→ WHAT IS BEING ASKED
Copy each line below in which the word "number" occurs.

→ RAW DATA
· · · · ·

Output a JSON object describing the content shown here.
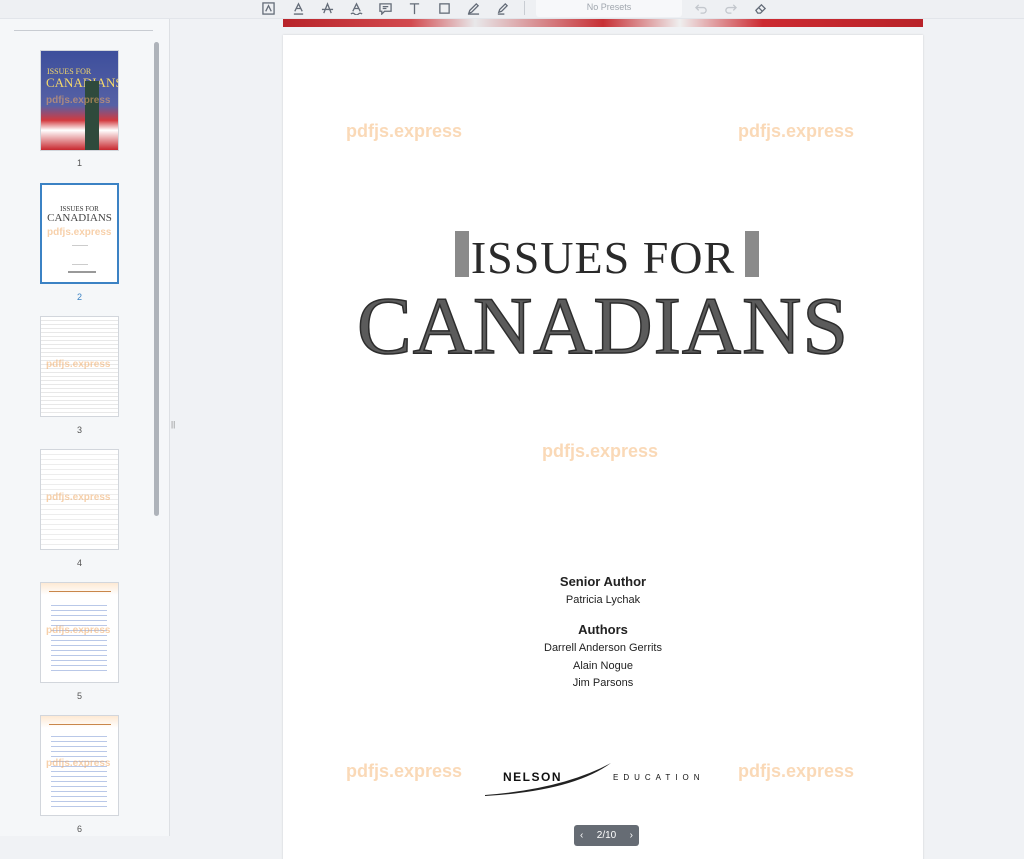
{
  "toolbar": {
    "tools": [
      "signature-icon",
      "underline-icon",
      "strikeout-icon",
      "squiggly-icon",
      "comment-icon",
      "text-icon",
      "rectangle-icon",
      "pen-icon",
      "highlighter-icon"
    ],
    "presets_label": "No Presets",
    "actions": [
      "undo-icon",
      "redo-icon",
      "eraser-icon"
    ]
  },
  "sidebar": {
    "thumbnails": [
      {
        "number": "1",
        "title_top": "ISSUES FOR",
        "title_bottom": "CANADIANS",
        "watermark": "pdfjs.express"
      },
      {
        "number": "2",
        "title_top": "ISSUES FOR",
        "title_bottom": "CANADIANS",
        "watermark": "pdfjs.express"
      },
      {
        "number": "3",
        "watermark": "pdfjs.express"
      },
      {
        "number": "4",
        "watermark": "pdfjs.express"
      },
      {
        "number": "5",
        "watermark": "pdfjs.express"
      },
      {
        "number": "6",
        "watermark": "pdfjs.express"
      }
    ]
  },
  "page": {
    "watermark": "pdfjs.express",
    "title_line1": "ISSUES FOR",
    "title_line2": "CANADIANS",
    "senior_author_label": "Senior Author",
    "senior_author": "Patricia Lychak",
    "authors_label": "Authors",
    "authors": [
      "Darrell Anderson Gerrits",
      "Alain Nogue",
      "Jim Parsons"
    ],
    "publisher": "NELSON",
    "publisher_sub": "EDUCATION"
  },
  "pagenav": {
    "current": "2",
    "separator": "/",
    "total": "10"
  },
  "colors": {
    "accent": "#3b82c4",
    "watermark": "#f5aa5f"
  }
}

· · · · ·

→ SOLVED PROBLEM
        "number": "1",
        "number": "2",
        "number": "3",
        "number": "4",
        "number": "5",
        "number": "6",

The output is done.